I told my Sassy-Polish-Chain-Smoking-Best-Friend about it. About genuinely wanting to die, and more seriously, about knowing I could take my own life.
Me: I could do it. I really could. Because I’m not afraid like I used to be.
SPCSBF: So what do you want? A medal? Anyone can die. I could choke on gummy Lifesavers tomorrow. Air hole closed. Dead. Now pass me that second funnel cake. We’re eating our feelings today.
And people wonder why I feel so alone.
I have a list of well over fifty skills to employ in case I catch on fire and there’s no motorized swimming pool in sight. I stop and identify the thought. Drop it. And roll, and rolling looks a lot like distraction—take a bath, take a walk, watch a movie, paint my nails, pet my cat. In the meantime, I do what anyone who sees a fire does—I call for help. I have a list of ten people, friends, family, and a therapist that I can call at anytime. When one person doesn’t answer, I move right down the list, sometimes texting four or five people at a time.
Rarely, have I ever told someone that I felt suicidal when I called them, and that I was calling them to be distracted from those thoughts. I just pick up the phone and chat about the weather or gas prices or how I’d like to be a rock in my next life so I can work on my listening skills. To be honest, I’m ashamed of the thoughts. They make me seem so ungrateful.

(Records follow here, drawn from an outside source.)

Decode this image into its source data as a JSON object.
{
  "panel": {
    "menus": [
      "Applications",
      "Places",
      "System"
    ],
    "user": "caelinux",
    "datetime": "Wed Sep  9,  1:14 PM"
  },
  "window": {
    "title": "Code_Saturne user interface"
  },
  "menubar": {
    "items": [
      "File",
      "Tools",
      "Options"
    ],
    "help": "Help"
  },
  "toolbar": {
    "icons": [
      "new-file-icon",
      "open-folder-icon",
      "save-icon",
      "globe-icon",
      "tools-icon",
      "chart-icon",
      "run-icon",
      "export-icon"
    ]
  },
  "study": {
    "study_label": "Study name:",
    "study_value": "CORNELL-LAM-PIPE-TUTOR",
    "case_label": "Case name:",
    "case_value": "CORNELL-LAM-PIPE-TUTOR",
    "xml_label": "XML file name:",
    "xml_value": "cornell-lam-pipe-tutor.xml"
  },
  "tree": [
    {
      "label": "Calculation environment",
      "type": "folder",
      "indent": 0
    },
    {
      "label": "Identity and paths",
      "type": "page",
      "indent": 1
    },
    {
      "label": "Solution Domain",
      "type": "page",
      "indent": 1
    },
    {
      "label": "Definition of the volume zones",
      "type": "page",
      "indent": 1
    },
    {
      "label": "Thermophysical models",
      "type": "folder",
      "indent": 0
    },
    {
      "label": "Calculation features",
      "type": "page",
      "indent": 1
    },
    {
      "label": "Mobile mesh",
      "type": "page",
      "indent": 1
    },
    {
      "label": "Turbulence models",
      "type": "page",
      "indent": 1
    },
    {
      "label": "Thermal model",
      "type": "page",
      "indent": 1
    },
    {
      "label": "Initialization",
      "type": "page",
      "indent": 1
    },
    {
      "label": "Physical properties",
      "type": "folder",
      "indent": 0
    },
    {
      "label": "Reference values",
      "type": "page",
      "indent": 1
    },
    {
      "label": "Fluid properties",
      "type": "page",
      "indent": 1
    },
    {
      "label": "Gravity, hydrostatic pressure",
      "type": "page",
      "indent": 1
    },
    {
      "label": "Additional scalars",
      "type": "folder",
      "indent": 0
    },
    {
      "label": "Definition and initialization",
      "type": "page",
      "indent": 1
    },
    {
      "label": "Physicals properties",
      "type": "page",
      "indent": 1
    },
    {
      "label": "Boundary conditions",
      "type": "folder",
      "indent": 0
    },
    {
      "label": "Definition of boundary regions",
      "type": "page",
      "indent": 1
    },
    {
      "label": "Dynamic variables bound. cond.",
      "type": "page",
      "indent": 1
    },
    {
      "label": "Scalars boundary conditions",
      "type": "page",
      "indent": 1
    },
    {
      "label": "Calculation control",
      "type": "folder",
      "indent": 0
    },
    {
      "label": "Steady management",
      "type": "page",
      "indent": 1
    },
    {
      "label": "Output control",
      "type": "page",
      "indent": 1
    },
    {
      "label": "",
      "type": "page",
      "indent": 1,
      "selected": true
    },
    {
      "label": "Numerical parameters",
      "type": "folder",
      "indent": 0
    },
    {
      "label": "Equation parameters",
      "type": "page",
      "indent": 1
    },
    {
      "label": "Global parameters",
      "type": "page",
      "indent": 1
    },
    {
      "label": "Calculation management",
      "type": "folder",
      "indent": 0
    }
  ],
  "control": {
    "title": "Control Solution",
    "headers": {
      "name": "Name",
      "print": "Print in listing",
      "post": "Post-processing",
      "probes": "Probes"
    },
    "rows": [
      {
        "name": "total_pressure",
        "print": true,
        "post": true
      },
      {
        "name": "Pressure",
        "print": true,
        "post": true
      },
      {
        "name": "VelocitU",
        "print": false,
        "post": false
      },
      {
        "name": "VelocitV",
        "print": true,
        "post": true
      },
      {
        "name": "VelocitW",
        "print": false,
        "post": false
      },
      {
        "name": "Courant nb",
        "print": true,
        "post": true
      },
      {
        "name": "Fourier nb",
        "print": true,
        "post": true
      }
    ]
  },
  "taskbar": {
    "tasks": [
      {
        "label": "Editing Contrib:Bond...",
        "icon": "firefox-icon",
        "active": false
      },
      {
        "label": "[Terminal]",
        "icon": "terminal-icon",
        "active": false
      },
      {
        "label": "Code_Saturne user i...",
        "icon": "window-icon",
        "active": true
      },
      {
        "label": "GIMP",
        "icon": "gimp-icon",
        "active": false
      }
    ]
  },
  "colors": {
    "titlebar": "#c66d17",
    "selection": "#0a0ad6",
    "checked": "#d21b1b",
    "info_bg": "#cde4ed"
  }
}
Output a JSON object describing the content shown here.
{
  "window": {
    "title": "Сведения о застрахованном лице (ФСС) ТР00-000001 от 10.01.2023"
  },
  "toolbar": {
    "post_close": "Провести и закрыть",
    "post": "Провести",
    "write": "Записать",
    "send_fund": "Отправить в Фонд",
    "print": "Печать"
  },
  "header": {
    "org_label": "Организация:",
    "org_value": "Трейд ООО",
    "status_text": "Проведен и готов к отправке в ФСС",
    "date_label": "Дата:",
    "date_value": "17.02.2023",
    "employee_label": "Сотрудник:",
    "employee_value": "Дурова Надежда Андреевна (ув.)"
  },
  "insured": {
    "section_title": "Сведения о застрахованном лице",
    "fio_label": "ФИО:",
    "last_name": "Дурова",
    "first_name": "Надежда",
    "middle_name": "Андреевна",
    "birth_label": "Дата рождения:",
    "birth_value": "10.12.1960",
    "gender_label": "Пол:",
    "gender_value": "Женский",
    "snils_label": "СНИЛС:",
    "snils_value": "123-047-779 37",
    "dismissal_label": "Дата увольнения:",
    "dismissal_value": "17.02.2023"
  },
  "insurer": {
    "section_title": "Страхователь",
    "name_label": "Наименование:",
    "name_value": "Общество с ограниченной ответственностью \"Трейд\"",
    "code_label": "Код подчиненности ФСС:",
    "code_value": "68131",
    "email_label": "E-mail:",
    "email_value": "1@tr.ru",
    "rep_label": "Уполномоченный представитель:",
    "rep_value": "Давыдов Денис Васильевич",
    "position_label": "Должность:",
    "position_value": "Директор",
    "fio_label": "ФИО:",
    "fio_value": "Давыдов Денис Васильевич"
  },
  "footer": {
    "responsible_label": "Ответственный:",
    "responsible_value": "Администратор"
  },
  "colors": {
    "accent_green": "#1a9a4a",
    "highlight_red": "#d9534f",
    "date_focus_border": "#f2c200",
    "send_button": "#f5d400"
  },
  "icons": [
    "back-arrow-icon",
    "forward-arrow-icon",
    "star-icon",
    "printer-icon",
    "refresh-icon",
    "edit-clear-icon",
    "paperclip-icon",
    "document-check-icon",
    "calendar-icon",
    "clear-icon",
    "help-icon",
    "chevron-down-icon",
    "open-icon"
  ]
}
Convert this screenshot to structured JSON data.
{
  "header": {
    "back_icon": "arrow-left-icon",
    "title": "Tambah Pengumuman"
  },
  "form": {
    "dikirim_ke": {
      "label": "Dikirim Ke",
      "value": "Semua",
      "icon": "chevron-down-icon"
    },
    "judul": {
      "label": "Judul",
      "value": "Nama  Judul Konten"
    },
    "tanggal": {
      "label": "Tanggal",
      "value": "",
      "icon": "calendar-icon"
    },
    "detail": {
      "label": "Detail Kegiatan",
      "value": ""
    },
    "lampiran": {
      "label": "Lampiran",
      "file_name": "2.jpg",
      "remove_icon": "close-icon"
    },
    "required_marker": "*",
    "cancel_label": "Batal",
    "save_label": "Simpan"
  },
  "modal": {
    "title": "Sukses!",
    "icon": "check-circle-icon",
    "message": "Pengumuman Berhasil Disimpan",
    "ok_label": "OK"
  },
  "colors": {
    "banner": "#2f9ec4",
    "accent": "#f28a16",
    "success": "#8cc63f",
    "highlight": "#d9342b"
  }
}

A few times now, I’ve gone all the way through my list and no one answered until the next day. I didn’t urgently call two or three times in a row, or leave messages that said this was an emergency please call back. I called or texted casually and got no response. You don’t want to know what depression tells you when this happens… no one really cares about you… it wouldn’t matter if you didn’t exist…
Am I still a quitter if I’m on medication, seeing a therapist, recognize the thought, try to distract myself, utilize an emergency action plan, and I still am blazing? Even with all of this help there are still times when I just. Want. To. Die. I want to quit the therapy. Stop the medication. Say enough with the skills. And die. Because I’m hanging on really hard, and some days I don’t even know why.
What about people who don’t have access to all of those resources, let alone a network of ten caring people they can call day or night? What if all they can manage is a lonely social media status at two am?
Will you offer them a lifesaver?
National Suicide Prevention Lifeline 1-800-273-TALK (8255)
Krisin Brooks Hope Center 1-800-442-HOPE (4673)
Maybe mental illness isn’t the most comfortable thing to talk about. But perpetuated stigma’s and silence costs lives. Suicide takes the life of one person every forty seconds—that’s one million people globally each year**.
You can stop the clock now.
*For the record I love SCSPBF. She’s saved my life many times. That conversation should have been with a trained therapist. It was unfair of me to put her in that position.
**Health Research Funding. Org http://healthresearchfunding.org/many-people-commit-suicide-year/